The Lake Powell Pipeline’s prospects for success are substantially diminished if we are compelled to address such issues in the context of the current Lake Powell Pipeline NEPA process rather than through the collaborative, seven-state process we have developed. Moreover, we believe the probability of multi-year litigation over a Lake Powell Pipeline FEIS or ROD is high, and that certain Law of the River questions properly left to discussions and resolution between the states are likely to be raised in such suits. That is not a recipe for creating the kind of meaningful and positive change needed to sustain the Colorado River in the coming decades.

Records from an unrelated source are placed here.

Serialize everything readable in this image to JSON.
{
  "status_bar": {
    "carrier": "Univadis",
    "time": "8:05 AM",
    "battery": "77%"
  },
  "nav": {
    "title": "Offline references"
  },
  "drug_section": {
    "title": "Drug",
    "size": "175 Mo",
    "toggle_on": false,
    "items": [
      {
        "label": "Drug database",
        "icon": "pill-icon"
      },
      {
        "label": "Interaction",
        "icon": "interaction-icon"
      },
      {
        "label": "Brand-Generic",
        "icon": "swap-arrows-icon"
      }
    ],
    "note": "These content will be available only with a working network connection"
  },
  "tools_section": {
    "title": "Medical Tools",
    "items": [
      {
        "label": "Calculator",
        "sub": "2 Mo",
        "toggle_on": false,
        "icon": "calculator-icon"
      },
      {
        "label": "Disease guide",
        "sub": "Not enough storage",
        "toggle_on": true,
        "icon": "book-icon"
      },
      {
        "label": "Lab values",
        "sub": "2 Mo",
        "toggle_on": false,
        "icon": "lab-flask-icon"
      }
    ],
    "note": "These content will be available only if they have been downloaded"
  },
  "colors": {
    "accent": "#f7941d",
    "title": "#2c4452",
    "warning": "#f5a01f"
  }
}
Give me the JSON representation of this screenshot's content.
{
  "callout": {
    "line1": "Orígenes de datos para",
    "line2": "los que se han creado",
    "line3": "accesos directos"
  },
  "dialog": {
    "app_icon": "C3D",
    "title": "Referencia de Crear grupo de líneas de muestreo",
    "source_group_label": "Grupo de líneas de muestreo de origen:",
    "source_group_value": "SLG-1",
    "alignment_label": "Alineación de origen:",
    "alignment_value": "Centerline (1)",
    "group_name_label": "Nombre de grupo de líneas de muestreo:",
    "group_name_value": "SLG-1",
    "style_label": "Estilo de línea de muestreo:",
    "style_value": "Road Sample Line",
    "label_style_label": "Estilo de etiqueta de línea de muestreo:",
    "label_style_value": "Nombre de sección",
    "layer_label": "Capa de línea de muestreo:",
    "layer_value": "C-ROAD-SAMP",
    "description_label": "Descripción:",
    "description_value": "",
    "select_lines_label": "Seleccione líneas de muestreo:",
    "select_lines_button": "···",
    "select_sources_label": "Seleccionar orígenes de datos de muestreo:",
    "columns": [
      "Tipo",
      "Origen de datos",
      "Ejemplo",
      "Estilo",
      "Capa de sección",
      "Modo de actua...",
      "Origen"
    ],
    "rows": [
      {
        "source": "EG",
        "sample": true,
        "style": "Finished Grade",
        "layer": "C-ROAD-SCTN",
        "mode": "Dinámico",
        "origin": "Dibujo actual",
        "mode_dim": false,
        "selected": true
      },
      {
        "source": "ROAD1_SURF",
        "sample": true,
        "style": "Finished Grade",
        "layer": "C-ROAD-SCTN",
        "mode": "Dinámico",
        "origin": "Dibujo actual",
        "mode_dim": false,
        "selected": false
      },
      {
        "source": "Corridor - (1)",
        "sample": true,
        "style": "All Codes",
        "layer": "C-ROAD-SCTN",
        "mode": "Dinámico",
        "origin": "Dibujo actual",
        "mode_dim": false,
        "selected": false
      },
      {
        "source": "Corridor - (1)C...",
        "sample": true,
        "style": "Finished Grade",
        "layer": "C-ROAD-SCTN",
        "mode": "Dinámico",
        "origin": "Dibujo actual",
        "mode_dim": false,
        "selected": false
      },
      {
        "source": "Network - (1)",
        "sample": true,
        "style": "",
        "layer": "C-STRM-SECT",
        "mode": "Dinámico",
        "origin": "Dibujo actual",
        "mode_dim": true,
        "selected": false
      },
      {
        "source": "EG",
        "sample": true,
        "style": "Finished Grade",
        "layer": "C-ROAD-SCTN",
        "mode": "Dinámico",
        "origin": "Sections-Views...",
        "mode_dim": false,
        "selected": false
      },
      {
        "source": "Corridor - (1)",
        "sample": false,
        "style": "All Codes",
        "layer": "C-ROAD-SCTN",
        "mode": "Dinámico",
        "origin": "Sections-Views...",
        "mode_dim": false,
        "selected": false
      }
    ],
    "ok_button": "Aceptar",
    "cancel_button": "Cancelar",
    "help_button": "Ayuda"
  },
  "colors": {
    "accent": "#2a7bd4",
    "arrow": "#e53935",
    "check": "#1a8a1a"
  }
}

As we have in our past efforts, we commit through this letter to act in good faith to identify consensus solutions to the interstate questions that the Lake Powell Pipeline raises for the entire basin. But that work is undeniably best undertaken as part of a seven-state process rather than as an incident to the NEPA process or ensuing litigation with third parties conducted by courts.
We thank Interior and Reclamation for being an integral part of our successes on the Colorado River over the past twenty years, and we look forward to meeting the substantial challenges that we all see on the horizon through continued hard work, ingenuity, and, most importantly, collaboration.
______Thomas Buschatzke, Director Peter Nelson, Chairman Arizona Department of Water Resources Colorado River Board of California
______Rebecca Mitchell, Director John R. D’Antonio Jr., P.E. Colorado Water Conservation Board New Mexico Office of the State Engineer
______John J. Entsminger, General Manager Eric Witkoski, Executive Director Southern Nevada Water Authority Colorado River Commission of Nevada
______Patrick T. Tyrrell State of Wyoming cc: Dr. Timothy R. Petty, Assistant Secretary for Water and Science Brenda Burman, Commissioner of Reclamation Rick Baxter, Project Manager, Provo Office, Upper Colorado Region, Bureau of Reclamation Todd Adams, Director, Division of Water Resources, State of Utah